The White House continues to spin like a runaway Maytag concerning its role in the failed Venezuelan overthrow of Hugo Chavez. Ari Fleischer now admits that although the court-appointed president did discuss coups with some Venezuelans, he only did so because he thought the delegation consisted of vintage automobile buff.

The short version of Ari Fleischer's comments on the Venezuelan coup: Just because we overthrew our government doesn't mean we think everyone else should overthrow theirs. And besides Otto Reich gave them the standard Mission Impossible disclaimer about how the director would disavow any knowledge of their activities should they be caught.

The Venezuelan traitors must learn that coups are tricky business and take time. For instance, the Republicans began attempting to overthrow Bill Clinton and Al Gore before they were inaugurated in 1993 and it wasn't until late 2000 that they finally succeeded in subverting the will of the American people.

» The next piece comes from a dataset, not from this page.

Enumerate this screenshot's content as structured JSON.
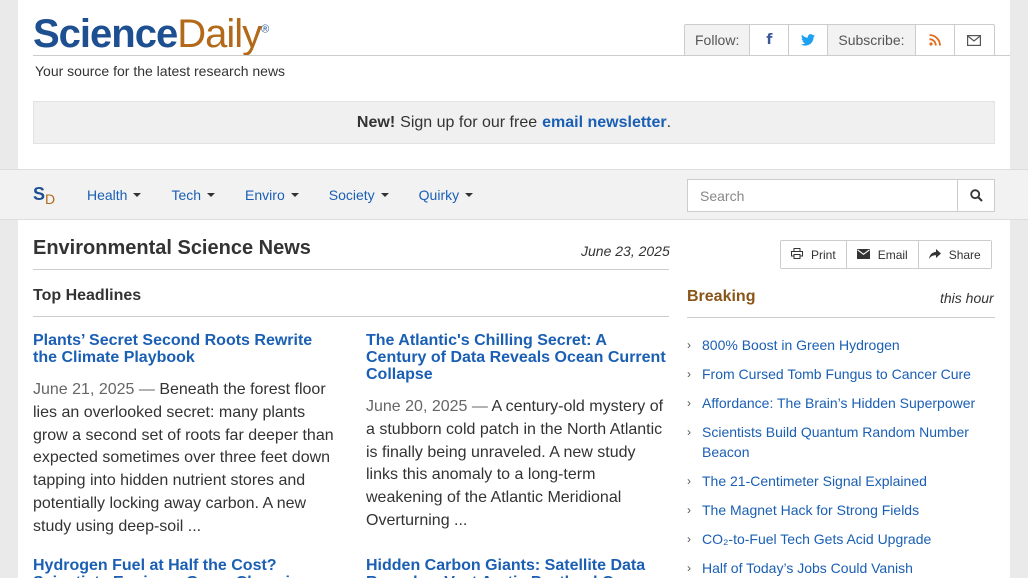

The Court-appointed Bush Administration's International Quisling Coordinator Condasleeza Rice has admonished restored Venezuelan President Hugo Chavez to "respect constitutional processes." Chavez says he will comply and serve out his term of office.

There are fewer bagmen at a Scottish battle of the bands than were seen coming and going from the US embassy in Caracas over the past several months. Court-appointed Bush Administration officials claim these people weren't planning the coup during their visits. They all just happened to be landfill operators who were picking up excess Florida ballots they had contracted to dispose.

In Venezuela, through inference, action and inaction, W, the avowed enemy of "evildoers," prodded and propped up the "evildidders."

It will take a long time for all the truth to come out concerning US-backing of the Venezuelan coup -- particularly in these days of the Patriot 2001 Bill which would be better labeled "The Repression of Information Act."

Chavez has had the nerve to keep his oil prices in line with those of the other OPEC nations, speak out against US-backed death squad activity in Colombia, question the purity of George W. Bush's Purported War on Terror and maintain relations with nearby neighbor Cuba. In other words, he may be safe in Venezuela but if he plans to travel he best avoid layovers in Miami.

In a Saturday editorial, the New York Times referred to the actions some took to help overthrow Hugo Chavez as "encouraging development" and "civic participation." Imagine how the current Times editorial board would have gushed over Germany's Brownshirts civic participation in their country's affairs several decades back.

Or else we could just look at its editorial support for Ariel Sharon, the nearly human embodiment of the principle that if we aren't thoughtful, we become what we resist.

The only way the NY Times' William Safire could be any more supportive of Ariel Sharon is if he personally started bulldozing Palestinian homes.

The demolition of homes, with Palestinians inside the buildings, demonstrates that the Sharon government really does not understand the meaning of the word "occupied."Mississippi Judge Connie Wilkerson says he believes homosexuals should be sent to mental institutions. They better get there quickly before the mental institutions fill up with Mississippi judges.

Wilkerson could be just the man Bush has been looking for to fill the federal judicial slot left empty by the Senate rejection of Charles Pickering.

That would save Dubyahoo the trouble of going from mental institution to mental institution to look for Pickering's replacement.

During the Space Race, Corning developed nose-cones for rockets and space capsules. Now that it's laid off a large portion of its work force, its stock has plummeted and its CEO has taken an early retirement perhaps it should look into development of the nose-dive cone.

2002 Barry Crimmins


updated: 18 years ago